What you will do → Which lines in the records below contain the word "rest"? Return each of them.

--*--

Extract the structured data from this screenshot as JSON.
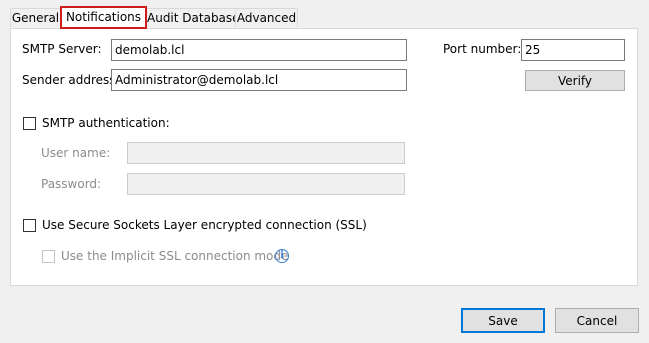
{
  "tabs": [
    {
      "label": "General",
      "active": false
    },
    {
      "label": "Notifications",
      "active": true
    },
    {
      "label": "Audit Database",
      "active": false
    },
    {
      "label": "Advanced",
      "active": false
    }
  ],
  "form": {
    "smtp_server_label": "SMTP Server:",
    "smtp_server_value": "demolab.lcl",
    "port_label": "Port number:",
    "port_value": "25",
    "sender_label": "Sender address:",
    "sender_value": "Administrator@demolab.lcl",
    "verify_label": "Verify",
    "smtp_auth_label": "SMTP authentication:",
    "smtp_auth_checked": false,
    "username_label": "User name:",
    "username_value": "",
    "password_label": "Password:",
    "password_value": "",
    "ssl_label": "Use Secure Sockets Layer encrypted connection (SSL)",
    "ssl_checked": false,
    "implicit_ssl_label": "Use the Implicit SSL connection mode",
    "implicit_ssl_checked": false,
    "info_icon": "info-icon"
  },
  "footer": {
    "save_label": "Save",
    "cancel_label": "Cancel"
  },
  "colors": {
    "active_tab_outline": "#d01b1b",
    "default_button_border": "#0078d7",
    "info_icon": "#3a7fd0"
  }
}
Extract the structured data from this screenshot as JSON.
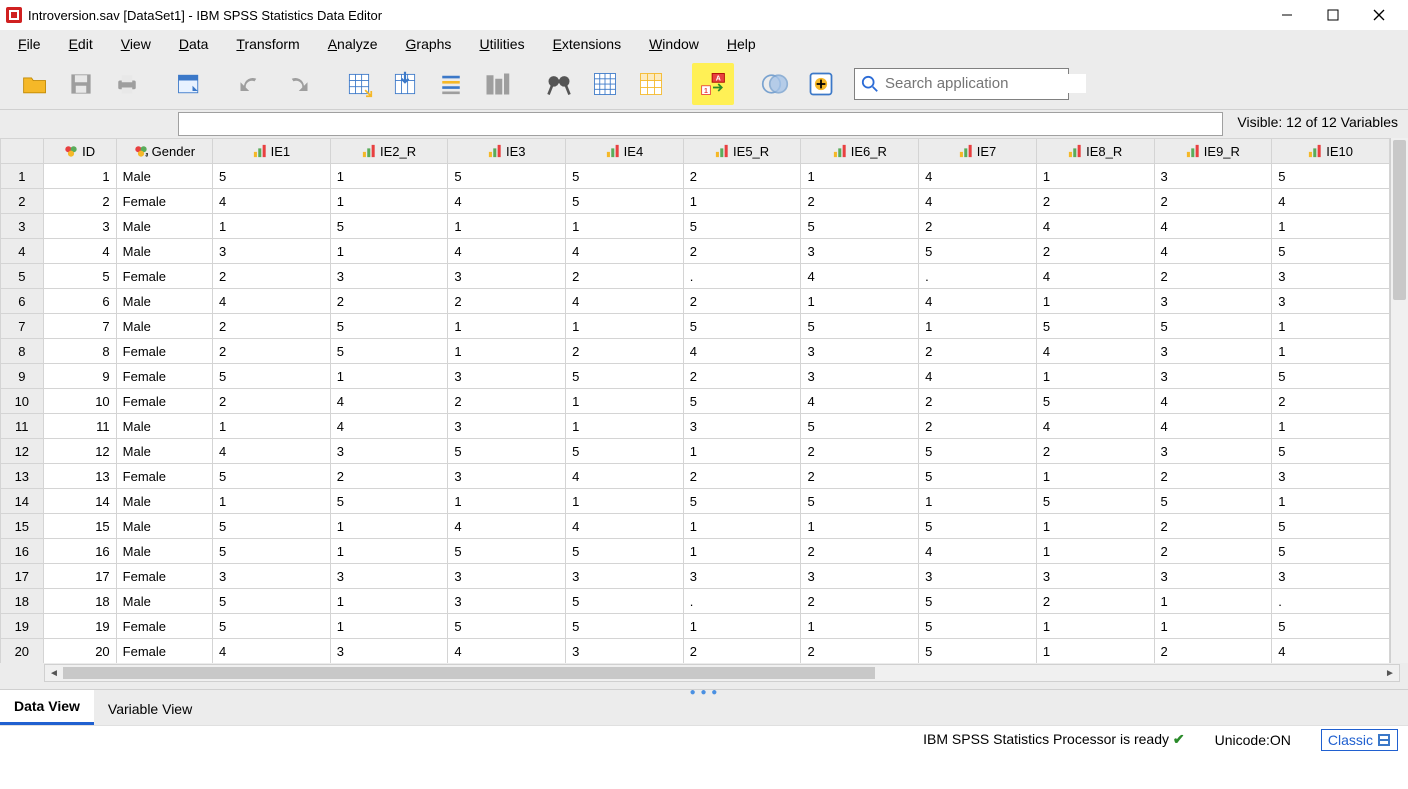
{
  "window": {
    "title": "Introversion.sav [DataSet1] - IBM SPSS Statistics Data Editor"
  },
  "menu": [
    {
      "u": "F",
      "rest": "ile"
    },
    {
      "u": "E",
      "rest": "dit"
    },
    {
      "u": "V",
      "rest": "iew"
    },
    {
      "u": "D",
      "rest": "ata"
    },
    {
      "u": "T",
      "rest": "ransform"
    },
    {
      "u": "A",
      "rest": "nalyze"
    },
    {
      "u": "G",
      "rest": "raphs"
    },
    {
      "u": "U",
      "rest": "tilities"
    },
    {
      "u": "E",
      "rest": "xtensions"
    },
    {
      "u": "W",
      "rest": "indow"
    },
    {
      "u": "H",
      "rest": "elp"
    }
  ],
  "search": {
    "placeholder": "Search application"
  },
  "visible_text": "Visible: 12 of 12 Variables",
  "columns": [
    {
      "name": "ID",
      "icon": "id"
    },
    {
      "name": "Gender",
      "icon": "gender"
    },
    {
      "name": "IE1",
      "icon": "scale"
    },
    {
      "name": "IE2_R",
      "icon": "scale"
    },
    {
      "name": "IE3",
      "icon": "scale"
    },
    {
      "name": "IE4",
      "icon": "scale"
    },
    {
      "name": "IE5_R",
      "icon": "scale"
    },
    {
      "name": "IE6_R",
      "icon": "scale"
    },
    {
      "name": "IE7",
      "icon": "scale"
    },
    {
      "name": "IE8_R",
      "icon": "scale"
    },
    {
      "name": "IE9_R",
      "icon": "scale"
    },
    {
      "name": "IE10",
      "icon": "scale"
    }
  ],
  "rows": [
    {
      "n": 1,
      "id": "1",
      "gender": "Male",
      "v": [
        "5",
        "1",
        "5",
        "5",
        "2",
        "1",
        "4",
        "1",
        "3",
        "5"
      ]
    },
    {
      "n": 2,
      "id": "2",
      "gender": "Female",
      "v": [
        "4",
        "1",
        "4",
        "5",
        "1",
        "2",
        "4",
        "2",
        "2",
        "4"
      ]
    },
    {
      "n": 3,
      "id": "3",
      "gender": "Male",
      "v": [
        "1",
        "5",
        "1",
        "1",
        "5",
        "5",
        "2",
        "4",
        "4",
        "1"
      ]
    },
    {
      "n": 4,
      "id": "4",
      "gender": "Male",
      "v": [
        "3",
        "1",
        "4",
        "4",
        "2",
        "3",
        "5",
        "2",
        "4",
        "5"
      ]
    },
    {
      "n": 5,
      "id": "5",
      "gender": "Female",
      "v": [
        "2",
        "3",
        "3",
        "2",
        ".",
        "4",
        ".",
        "4",
        "2",
        "3"
      ]
    },
    {
      "n": 6,
      "id": "6",
      "gender": "Male",
      "v": [
        "4",
        "2",
        "2",
        "4",
        "2",
        "1",
        "4",
        "1",
        "3",
        "3"
      ]
    },
    {
      "n": 7,
      "id": "7",
      "gender": "Male",
      "v": [
        "2",
        "5",
        "1",
        "1",
        "5",
        "5",
        "1",
        "5",
        "5",
        "1"
      ]
    },
    {
      "n": 8,
      "id": "8",
      "gender": "Female",
      "v": [
        "2",
        "5",
        "1",
        "2",
        "4",
        "3",
        "2",
        "4",
        "3",
        "1"
      ]
    },
    {
      "n": 9,
      "id": "9",
      "gender": "Female",
      "v": [
        "5",
        "1",
        "3",
        "5",
        "2",
        "3",
        "4",
        "1",
        "3",
        "5"
      ]
    },
    {
      "n": 10,
      "id": "10",
      "gender": "Female",
      "v": [
        "2",
        "4",
        "2",
        "1",
        "5",
        "4",
        "2",
        "5",
        "4",
        "2"
      ]
    },
    {
      "n": 11,
      "id": "11",
      "gender": "Male",
      "v": [
        "1",
        "4",
        "3",
        "1",
        "3",
        "5",
        "2",
        "4",
        "4",
        "1"
      ]
    },
    {
      "n": 12,
      "id": "12",
      "gender": "Male",
      "v": [
        "4",
        "3",
        "5",
        "5",
        "1",
        "2",
        "5",
        "2",
        "3",
        "5"
      ]
    },
    {
      "n": 13,
      "id": "13",
      "gender": "Female",
      "v": [
        "5",
        "2",
        "3",
        "4",
        "2",
        "2",
        "5",
        "1",
        "2",
        "3"
      ]
    },
    {
      "n": 14,
      "id": "14",
      "gender": "Male",
      "v": [
        "1",
        "5",
        "1",
        "1",
        "5",
        "5",
        "1",
        "5",
        "5",
        "1"
      ]
    },
    {
      "n": 15,
      "id": "15",
      "gender": "Male",
      "v": [
        "5",
        "1",
        "4",
        "4",
        "1",
        "1",
        "5",
        "1",
        "2",
        "5"
      ]
    },
    {
      "n": 16,
      "id": "16",
      "gender": "Male",
      "v": [
        "5",
        "1",
        "5",
        "5",
        "1",
        "2",
        "4",
        "1",
        "2",
        "5"
      ]
    },
    {
      "n": 17,
      "id": "17",
      "gender": "Female",
      "v": [
        "3",
        "3",
        "3",
        "3",
        "3",
        "3",
        "3",
        "3",
        "3",
        "3"
      ]
    },
    {
      "n": 18,
      "id": "18",
      "gender": "Male",
      "v": [
        "5",
        "1",
        "3",
        "5",
        ".",
        "2",
        "5",
        "2",
        "1",
        "."
      ]
    },
    {
      "n": 19,
      "id": "19",
      "gender": "Female",
      "v": [
        "5",
        "1",
        "5",
        "5",
        "1",
        "1",
        "5",
        "1",
        "1",
        "5"
      ]
    },
    {
      "n": 20,
      "id": "20",
      "gender": "Female",
      "v": [
        "4",
        "3",
        "4",
        "3",
        "2",
        "2",
        "5",
        "1",
        "2",
        "4"
      ]
    }
  ],
  "tabs": {
    "data": "Data View",
    "variable": "Variable View"
  },
  "status": {
    "processor": "IBM SPSS Statistics Processor is ready",
    "unicode": "Unicode:ON",
    "classic": "Classic"
  }
}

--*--

Answer to this exercise →
      "rest": "ile"
      "rest": "dit"
      "rest": "iew"
      "rest": "ata"
      "rest": "ransform"
      "rest": "nalyze"
      "rest": "raphs"
      "rest": "tilities"
      "rest": "xtensions"
      "rest": "indow"
      "rest": "elp"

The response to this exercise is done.